Marriage Story is coming out forty years after another famous divorce drama, Kramer vs. Kramer, and it’s interesting to see how much society has changed in how couples work together in a relationship, and yet the basic conflicts of that earlier film are much the same in Marriage Story. Even as I tried to remain an objective viewer, I couldn’t help but take sides at some points. Perhaps Baumbach’s greatest strength here is that he always finds a way to take whatever you identified with and fling it back at you to reveal a certain selfishness or contradiction sitting beneath the surface of every conflict they’ve let metastasize.
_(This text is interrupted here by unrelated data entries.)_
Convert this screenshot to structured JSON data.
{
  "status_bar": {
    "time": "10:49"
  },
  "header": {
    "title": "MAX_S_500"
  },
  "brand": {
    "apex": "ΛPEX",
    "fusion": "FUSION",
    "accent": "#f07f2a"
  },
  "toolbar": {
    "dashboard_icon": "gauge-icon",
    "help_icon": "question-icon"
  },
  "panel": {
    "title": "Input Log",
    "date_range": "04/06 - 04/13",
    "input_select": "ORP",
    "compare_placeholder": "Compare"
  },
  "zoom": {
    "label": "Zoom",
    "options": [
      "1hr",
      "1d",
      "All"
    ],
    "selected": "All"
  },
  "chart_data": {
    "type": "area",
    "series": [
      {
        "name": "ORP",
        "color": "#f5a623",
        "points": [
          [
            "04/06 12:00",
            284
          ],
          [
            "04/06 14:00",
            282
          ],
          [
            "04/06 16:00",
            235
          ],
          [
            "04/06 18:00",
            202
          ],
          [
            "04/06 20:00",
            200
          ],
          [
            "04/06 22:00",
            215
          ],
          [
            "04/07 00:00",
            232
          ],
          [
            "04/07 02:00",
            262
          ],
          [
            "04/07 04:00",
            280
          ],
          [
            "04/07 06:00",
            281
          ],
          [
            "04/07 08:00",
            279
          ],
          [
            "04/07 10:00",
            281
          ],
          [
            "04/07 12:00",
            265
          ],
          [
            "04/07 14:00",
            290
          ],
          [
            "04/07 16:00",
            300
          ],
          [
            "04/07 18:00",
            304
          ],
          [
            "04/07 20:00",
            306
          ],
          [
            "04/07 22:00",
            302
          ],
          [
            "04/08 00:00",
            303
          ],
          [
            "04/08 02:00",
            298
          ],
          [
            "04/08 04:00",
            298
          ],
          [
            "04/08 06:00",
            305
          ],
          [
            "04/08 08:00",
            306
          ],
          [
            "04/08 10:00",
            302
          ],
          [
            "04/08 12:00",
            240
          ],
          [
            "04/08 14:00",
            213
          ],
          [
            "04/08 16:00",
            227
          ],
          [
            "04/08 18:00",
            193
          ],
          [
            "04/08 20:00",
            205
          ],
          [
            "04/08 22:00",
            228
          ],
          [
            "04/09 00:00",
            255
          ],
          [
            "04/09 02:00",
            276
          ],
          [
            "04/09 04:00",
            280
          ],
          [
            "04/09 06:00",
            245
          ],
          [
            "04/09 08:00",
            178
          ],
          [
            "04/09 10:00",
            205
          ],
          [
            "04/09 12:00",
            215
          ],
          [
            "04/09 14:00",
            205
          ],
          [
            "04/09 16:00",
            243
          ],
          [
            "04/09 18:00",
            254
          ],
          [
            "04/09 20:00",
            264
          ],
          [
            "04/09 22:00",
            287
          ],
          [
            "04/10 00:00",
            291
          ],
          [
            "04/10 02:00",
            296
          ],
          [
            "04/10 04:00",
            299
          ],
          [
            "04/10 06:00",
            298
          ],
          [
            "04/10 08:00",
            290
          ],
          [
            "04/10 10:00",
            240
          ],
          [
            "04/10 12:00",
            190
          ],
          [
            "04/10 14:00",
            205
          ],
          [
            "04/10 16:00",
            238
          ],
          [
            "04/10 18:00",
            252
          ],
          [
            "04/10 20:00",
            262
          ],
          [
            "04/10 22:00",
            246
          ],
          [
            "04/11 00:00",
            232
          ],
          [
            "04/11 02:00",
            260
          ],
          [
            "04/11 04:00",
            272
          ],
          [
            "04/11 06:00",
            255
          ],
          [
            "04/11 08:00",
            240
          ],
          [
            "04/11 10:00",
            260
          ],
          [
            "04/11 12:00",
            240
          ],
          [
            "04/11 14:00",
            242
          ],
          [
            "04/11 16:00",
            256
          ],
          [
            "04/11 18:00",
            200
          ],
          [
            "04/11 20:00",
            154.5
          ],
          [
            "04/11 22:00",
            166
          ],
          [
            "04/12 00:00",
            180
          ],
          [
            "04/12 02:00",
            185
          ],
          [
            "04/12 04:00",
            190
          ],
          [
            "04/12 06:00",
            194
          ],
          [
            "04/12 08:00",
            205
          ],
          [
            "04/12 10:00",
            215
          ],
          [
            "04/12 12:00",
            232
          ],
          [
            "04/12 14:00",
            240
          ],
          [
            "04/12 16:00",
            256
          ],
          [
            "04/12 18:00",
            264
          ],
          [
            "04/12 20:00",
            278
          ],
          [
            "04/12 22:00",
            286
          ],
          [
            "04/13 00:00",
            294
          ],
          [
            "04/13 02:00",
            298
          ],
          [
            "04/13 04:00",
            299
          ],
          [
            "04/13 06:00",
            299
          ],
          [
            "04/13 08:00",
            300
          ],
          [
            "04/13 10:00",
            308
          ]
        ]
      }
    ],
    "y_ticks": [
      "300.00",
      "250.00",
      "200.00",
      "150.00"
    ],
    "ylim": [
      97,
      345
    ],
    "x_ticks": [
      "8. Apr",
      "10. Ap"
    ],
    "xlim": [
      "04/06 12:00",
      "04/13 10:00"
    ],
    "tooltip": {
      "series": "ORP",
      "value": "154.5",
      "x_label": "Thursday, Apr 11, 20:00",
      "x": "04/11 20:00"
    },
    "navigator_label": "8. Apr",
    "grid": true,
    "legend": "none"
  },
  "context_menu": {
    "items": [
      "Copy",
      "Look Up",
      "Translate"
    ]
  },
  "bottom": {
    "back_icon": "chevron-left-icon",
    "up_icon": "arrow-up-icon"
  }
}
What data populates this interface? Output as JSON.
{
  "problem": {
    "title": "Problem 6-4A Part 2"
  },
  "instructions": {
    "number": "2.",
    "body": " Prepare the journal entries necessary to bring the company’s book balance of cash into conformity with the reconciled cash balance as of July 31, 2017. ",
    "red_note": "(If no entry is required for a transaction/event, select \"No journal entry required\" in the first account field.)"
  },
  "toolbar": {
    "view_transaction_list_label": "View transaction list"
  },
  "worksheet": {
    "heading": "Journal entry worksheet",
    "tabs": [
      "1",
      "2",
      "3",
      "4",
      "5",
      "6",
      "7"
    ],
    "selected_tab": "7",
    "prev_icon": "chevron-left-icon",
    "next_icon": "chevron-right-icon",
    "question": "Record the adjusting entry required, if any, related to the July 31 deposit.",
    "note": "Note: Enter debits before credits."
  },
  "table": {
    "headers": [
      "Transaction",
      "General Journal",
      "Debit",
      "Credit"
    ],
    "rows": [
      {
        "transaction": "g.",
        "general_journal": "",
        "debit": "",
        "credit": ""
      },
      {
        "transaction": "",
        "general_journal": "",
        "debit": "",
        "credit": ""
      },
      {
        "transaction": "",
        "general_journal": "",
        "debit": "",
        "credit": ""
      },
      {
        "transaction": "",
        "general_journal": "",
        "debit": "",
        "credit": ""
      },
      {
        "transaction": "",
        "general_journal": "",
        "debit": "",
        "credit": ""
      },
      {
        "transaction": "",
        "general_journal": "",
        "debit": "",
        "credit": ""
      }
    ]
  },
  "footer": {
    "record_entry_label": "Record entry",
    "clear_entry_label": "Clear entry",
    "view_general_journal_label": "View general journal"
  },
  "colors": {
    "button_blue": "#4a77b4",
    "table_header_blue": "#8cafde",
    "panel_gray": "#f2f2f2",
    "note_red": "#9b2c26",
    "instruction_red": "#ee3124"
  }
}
Rebecca Bernard: It’s really interesting to read that about the film’s relation to Baumbach’s own divorce (of which I was unaware)—I kept finding myself thinking about Kramer vs. Kramer as well, though I couldn’t remember many details. I agree that one of the film’s strengths is that we see these vestigial moments of tenderness even in the context of great anger. The way that we cannot stop loving someone, even if we have effectively stopped loving them in any practical context. To an extent, I see your point about the shifting identification, but I ultimately found myself somewhat more aligned with Charlie’s character, and I think part of this is because of the way information or motivation is imparted. I found myself confused and frustrated over Nicole’s decision to partner with the lawyer, given its tremendous economic bu